About this exercise —
Select every line containing the word "Смещения" from the material, and copy those lines.

Data for the task —
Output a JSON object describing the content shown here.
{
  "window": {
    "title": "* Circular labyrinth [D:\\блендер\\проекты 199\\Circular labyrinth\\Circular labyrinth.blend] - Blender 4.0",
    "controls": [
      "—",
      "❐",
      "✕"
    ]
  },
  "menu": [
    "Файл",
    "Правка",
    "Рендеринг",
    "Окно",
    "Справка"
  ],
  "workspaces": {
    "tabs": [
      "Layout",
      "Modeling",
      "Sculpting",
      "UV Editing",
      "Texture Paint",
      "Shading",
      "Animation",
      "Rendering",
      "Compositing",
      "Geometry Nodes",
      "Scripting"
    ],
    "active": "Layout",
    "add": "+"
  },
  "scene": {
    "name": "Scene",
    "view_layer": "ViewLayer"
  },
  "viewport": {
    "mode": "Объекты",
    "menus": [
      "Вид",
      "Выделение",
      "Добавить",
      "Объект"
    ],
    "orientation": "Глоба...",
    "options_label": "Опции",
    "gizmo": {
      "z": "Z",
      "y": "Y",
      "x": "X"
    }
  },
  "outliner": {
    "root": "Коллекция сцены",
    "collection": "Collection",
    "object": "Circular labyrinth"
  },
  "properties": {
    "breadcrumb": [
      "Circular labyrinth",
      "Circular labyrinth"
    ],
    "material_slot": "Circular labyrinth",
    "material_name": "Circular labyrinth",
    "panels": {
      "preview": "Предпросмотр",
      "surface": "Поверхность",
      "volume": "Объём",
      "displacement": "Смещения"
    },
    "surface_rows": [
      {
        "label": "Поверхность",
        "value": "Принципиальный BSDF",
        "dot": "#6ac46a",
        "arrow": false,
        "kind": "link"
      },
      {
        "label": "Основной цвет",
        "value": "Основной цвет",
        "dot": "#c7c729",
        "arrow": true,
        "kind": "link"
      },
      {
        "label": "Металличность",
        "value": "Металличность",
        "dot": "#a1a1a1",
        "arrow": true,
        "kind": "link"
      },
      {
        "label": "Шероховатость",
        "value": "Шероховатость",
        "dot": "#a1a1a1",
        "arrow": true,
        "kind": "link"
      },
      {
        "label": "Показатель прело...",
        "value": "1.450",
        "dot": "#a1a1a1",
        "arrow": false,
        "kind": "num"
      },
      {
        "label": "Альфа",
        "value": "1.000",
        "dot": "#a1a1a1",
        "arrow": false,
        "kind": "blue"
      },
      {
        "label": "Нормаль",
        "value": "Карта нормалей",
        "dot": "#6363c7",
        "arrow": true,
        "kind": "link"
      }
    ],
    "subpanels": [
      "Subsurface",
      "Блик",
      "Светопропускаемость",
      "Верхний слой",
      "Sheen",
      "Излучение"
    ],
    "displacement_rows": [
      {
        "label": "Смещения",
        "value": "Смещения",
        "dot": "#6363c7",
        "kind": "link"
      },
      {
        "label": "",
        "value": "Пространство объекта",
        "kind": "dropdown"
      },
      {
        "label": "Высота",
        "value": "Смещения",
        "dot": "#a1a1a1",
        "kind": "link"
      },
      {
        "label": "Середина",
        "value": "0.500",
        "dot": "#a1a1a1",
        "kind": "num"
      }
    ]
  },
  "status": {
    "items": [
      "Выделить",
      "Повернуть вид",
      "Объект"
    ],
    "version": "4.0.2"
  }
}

Task output —
      "displacement": "Смещения"
        "label": "Смещения",
        "value": "Смещения",
        "value": "Смещения",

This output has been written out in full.